TASK
Search the entries below for "Форматирование". Report each line where it occurs.

Dataset records
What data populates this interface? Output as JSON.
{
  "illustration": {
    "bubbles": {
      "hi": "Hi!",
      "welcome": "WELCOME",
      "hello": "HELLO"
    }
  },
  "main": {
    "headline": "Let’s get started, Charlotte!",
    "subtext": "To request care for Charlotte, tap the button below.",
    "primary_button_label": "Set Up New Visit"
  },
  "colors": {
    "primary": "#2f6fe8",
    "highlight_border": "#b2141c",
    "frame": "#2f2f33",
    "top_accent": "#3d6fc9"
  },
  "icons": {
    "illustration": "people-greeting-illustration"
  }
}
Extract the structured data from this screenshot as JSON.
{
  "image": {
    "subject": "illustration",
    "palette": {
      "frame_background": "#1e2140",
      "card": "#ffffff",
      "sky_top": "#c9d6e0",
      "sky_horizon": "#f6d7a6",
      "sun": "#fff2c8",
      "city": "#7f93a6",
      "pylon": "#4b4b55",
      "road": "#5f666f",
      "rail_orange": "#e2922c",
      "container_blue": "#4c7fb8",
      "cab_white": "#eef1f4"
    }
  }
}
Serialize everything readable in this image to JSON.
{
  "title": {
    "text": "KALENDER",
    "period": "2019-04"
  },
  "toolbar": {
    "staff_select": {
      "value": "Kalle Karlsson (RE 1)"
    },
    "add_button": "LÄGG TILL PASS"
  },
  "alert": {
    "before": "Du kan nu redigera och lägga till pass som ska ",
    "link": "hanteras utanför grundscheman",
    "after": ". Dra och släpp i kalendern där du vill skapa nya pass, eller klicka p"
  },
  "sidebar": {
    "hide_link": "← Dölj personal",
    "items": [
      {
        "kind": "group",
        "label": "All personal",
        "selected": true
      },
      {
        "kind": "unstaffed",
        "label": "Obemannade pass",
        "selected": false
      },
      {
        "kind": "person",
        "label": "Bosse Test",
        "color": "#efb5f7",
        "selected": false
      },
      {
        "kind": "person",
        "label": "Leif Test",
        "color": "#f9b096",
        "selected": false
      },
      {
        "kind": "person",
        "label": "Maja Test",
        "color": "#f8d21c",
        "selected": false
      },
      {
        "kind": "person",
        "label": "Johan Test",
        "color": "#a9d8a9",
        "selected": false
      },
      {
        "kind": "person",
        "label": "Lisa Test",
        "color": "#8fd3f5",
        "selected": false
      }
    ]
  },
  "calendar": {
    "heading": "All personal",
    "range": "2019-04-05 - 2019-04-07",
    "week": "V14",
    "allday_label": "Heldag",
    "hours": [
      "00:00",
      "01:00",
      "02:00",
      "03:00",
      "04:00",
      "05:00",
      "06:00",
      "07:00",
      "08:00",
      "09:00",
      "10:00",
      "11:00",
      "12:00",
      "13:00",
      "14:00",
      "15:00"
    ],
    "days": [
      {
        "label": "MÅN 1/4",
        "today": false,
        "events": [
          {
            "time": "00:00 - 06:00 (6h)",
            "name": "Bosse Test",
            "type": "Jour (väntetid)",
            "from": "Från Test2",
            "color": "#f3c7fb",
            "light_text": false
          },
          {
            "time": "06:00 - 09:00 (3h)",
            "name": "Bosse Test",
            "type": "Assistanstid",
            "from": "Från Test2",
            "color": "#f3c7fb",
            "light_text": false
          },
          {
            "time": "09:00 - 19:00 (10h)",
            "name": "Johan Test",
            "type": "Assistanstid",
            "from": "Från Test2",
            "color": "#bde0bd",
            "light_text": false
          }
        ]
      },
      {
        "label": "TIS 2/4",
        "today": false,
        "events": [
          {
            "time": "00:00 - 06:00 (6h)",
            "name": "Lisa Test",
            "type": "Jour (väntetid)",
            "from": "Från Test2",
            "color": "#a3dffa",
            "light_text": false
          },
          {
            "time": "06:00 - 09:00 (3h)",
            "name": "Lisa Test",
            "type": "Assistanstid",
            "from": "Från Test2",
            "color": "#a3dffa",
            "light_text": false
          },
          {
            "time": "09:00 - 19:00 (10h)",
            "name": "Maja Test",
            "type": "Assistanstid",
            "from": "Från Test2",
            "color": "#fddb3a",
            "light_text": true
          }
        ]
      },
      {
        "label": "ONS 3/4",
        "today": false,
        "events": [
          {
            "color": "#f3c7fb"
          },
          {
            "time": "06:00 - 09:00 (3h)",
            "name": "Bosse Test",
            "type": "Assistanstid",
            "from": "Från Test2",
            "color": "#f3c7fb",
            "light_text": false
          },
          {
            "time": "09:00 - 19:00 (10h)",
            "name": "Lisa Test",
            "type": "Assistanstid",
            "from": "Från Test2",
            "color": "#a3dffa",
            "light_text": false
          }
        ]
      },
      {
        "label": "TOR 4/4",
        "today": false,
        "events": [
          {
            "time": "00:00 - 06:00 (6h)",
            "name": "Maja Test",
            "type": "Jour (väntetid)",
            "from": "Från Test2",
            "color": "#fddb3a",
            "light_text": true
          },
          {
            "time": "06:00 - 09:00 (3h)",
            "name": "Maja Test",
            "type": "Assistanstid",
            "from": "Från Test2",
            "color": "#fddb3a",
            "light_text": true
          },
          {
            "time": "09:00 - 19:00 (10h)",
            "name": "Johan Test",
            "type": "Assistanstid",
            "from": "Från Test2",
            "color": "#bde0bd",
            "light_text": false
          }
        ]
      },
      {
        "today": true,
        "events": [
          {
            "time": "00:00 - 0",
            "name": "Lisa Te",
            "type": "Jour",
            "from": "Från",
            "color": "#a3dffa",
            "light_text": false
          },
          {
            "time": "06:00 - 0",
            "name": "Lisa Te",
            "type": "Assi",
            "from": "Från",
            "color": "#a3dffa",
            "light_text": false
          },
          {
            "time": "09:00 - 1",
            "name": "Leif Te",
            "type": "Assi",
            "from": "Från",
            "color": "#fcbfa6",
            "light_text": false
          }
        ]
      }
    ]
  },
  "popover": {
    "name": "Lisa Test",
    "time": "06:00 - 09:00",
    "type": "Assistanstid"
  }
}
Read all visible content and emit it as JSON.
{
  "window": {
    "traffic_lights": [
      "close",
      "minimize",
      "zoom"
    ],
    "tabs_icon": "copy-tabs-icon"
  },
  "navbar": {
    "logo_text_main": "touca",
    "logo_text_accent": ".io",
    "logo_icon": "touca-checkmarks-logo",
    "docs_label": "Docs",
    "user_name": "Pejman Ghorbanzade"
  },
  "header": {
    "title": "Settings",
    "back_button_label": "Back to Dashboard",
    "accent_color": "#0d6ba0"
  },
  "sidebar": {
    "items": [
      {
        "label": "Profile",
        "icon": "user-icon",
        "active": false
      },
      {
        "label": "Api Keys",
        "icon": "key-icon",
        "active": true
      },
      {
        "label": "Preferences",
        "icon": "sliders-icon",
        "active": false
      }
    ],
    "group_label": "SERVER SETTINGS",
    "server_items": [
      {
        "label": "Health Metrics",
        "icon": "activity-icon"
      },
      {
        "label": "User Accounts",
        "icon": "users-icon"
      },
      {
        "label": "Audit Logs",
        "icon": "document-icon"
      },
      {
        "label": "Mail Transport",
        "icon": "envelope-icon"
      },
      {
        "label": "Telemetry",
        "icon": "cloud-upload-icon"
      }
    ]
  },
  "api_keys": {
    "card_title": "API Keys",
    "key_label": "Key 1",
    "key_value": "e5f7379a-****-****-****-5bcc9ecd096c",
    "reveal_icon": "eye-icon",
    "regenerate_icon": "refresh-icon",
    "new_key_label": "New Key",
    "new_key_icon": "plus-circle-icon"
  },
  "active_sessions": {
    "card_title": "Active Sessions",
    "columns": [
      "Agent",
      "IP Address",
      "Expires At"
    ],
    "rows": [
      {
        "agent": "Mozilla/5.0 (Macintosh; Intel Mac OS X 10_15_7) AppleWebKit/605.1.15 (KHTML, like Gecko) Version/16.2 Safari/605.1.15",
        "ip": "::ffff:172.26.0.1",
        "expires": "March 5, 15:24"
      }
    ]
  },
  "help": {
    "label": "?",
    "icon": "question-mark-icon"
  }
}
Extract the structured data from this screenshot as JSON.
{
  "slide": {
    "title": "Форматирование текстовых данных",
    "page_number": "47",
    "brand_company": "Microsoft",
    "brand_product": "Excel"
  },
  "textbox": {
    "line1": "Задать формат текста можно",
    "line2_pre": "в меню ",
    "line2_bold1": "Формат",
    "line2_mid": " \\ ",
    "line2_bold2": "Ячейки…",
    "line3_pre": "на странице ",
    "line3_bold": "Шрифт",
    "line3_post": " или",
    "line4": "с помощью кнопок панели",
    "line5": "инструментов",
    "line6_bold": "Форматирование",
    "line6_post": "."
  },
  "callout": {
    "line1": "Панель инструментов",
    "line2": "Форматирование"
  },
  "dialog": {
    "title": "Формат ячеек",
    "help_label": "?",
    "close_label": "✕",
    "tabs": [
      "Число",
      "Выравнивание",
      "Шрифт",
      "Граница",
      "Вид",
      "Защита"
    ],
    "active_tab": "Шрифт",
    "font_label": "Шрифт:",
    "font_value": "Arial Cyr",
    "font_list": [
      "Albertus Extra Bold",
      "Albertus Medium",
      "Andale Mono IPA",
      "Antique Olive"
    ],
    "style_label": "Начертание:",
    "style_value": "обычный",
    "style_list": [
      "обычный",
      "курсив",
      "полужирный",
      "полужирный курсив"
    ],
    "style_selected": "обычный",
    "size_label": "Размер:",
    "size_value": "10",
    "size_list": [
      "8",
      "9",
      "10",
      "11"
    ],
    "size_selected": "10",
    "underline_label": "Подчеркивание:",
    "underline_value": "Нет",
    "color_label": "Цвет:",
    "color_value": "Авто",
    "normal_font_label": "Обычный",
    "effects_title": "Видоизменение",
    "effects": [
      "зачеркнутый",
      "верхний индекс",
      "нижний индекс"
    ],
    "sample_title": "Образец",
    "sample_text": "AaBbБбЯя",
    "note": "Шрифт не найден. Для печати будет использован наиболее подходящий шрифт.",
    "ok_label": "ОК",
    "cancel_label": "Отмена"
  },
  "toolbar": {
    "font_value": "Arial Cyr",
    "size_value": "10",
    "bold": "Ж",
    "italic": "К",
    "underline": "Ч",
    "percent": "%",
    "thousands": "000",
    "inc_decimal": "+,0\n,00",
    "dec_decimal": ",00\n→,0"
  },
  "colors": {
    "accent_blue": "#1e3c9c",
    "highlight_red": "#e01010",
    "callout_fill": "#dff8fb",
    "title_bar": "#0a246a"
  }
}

REPLY TO THE TASK
    "title": "Форматирование текстовых данных",
    "line6_bold": "Форматирование",
    "line2": "Форматирование"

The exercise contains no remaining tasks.